The damage to the flap system, fuselage, and MLG equipment was attributable to the detachment of the left MLG axle, wheel and brake assembly. The damage to the MLG outer cylinder, engine and nacelle was as result of the aircraft settling and sliding along the runway. The left MLG axle assembly detached from the inner cylinder due to the momentary increase in bending load during the transition from auto to manual braking. The failure was as a result of stress corrosion cracking and fatigue weakening the high strength steel substrate at a point approximately 75 mm above the axle.
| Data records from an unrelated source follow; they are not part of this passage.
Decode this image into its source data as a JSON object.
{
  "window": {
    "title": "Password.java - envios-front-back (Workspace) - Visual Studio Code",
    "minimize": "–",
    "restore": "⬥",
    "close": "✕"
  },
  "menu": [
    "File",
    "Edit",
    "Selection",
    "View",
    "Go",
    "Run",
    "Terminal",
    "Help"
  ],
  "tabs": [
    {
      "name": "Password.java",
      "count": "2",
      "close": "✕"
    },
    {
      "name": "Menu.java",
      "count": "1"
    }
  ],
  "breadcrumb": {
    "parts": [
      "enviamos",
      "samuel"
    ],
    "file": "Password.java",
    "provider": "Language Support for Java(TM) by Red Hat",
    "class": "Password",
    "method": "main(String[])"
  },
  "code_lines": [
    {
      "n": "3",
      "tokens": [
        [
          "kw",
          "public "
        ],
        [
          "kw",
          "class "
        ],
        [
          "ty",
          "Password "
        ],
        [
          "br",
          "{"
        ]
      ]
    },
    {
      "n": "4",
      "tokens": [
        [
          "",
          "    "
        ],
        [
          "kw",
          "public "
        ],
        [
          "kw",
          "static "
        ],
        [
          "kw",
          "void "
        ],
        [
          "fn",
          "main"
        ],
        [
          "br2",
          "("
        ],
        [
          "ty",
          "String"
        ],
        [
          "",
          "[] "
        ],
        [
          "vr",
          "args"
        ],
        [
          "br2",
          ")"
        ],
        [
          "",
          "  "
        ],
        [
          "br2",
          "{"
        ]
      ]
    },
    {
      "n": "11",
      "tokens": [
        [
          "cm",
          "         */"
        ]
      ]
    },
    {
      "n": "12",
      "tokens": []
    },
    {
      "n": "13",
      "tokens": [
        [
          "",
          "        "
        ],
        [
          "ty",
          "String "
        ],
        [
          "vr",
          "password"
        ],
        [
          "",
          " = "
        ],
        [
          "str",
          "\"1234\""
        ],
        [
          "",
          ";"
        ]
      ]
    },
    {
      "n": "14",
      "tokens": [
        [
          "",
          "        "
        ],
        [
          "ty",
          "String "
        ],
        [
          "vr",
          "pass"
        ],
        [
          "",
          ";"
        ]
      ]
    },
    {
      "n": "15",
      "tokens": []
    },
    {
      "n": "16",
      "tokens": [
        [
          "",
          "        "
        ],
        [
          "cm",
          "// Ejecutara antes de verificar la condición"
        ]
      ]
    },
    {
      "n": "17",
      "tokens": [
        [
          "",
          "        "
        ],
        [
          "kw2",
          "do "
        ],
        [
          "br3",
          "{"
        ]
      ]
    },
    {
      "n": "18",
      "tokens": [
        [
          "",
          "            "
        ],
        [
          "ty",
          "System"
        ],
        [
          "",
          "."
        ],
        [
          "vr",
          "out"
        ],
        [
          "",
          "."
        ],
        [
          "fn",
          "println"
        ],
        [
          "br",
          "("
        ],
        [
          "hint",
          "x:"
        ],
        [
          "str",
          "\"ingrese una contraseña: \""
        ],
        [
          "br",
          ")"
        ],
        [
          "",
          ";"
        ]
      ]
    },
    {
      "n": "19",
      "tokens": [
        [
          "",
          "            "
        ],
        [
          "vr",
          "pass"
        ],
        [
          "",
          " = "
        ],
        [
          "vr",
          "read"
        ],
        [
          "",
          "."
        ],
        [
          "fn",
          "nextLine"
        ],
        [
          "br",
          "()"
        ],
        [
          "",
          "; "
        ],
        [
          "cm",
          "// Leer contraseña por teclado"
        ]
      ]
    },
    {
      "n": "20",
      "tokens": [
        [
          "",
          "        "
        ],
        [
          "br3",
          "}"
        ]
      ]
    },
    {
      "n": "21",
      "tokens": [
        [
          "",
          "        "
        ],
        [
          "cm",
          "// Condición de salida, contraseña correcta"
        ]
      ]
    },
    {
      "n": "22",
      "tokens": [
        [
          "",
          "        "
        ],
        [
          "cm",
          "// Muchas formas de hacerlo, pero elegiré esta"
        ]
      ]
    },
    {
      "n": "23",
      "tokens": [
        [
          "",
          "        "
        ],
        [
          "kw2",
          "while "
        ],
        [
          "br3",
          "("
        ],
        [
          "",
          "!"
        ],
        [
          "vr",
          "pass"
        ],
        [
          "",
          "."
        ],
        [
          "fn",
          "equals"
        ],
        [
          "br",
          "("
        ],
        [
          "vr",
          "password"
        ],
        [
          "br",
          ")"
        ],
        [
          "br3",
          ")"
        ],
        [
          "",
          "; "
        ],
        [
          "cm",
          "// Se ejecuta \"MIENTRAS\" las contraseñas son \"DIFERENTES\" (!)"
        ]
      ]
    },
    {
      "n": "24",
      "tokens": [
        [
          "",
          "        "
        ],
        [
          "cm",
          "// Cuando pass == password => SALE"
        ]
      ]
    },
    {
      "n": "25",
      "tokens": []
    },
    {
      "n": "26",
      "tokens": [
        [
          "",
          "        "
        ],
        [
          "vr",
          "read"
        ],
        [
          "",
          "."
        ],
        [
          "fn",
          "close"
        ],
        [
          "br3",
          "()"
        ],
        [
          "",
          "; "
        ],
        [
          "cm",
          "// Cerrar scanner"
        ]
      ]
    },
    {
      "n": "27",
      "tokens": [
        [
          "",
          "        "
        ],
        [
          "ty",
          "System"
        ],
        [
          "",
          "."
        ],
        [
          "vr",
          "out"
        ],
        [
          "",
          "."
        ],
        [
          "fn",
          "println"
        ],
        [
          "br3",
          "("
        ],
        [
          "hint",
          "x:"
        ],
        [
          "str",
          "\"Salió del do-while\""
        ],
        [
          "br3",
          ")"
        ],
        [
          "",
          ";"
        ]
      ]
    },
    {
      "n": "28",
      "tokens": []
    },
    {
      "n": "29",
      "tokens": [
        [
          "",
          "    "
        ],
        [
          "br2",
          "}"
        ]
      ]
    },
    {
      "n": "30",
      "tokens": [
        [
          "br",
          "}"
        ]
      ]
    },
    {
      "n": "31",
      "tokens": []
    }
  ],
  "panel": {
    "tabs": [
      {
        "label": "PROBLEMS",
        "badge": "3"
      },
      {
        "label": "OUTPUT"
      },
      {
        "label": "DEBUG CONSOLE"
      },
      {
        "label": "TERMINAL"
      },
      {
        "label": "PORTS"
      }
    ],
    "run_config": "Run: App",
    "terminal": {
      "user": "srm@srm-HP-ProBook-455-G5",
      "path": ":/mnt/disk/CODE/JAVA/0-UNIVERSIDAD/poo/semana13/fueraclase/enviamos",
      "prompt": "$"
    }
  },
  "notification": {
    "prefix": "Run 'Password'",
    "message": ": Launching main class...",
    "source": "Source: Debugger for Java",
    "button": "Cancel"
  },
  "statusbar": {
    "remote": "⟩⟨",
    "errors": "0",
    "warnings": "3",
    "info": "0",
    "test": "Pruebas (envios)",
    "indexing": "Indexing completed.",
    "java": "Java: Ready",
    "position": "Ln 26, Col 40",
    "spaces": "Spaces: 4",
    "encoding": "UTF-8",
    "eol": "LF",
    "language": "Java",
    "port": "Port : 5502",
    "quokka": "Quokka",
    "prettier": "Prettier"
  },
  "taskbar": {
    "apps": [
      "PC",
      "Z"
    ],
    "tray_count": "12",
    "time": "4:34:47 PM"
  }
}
It is likely that some degree of heat damage was sustained by the inner cylinder during the overhaul process, as indicated by the presence of chicken wire cracking within the chrome plating over the majority of its surface. However, this was not severe enough to have damaged the steel substrate and therefore may have been coincidental. Although the risk of heat damage occurring during complex landing gear plating and refinishing processes is well understood and therefore mitigated by the manufacturers and overhaul agencies, damage during the most recent refinishing process cannot be discounted. The origin of the failure was an area of intense, but very localized heating, which damaged the chrome protection and changed the metallurgy; ie the formation of martensite within the steel substrate. This resulted in a surface corrosion pit, which, along with the metallurgical change, led to stress corrosion cracking, fatigue propagation and the eventual failure of the inner cylinder under normal loading.
Final Report:
EI-STD.pdf492.06 KB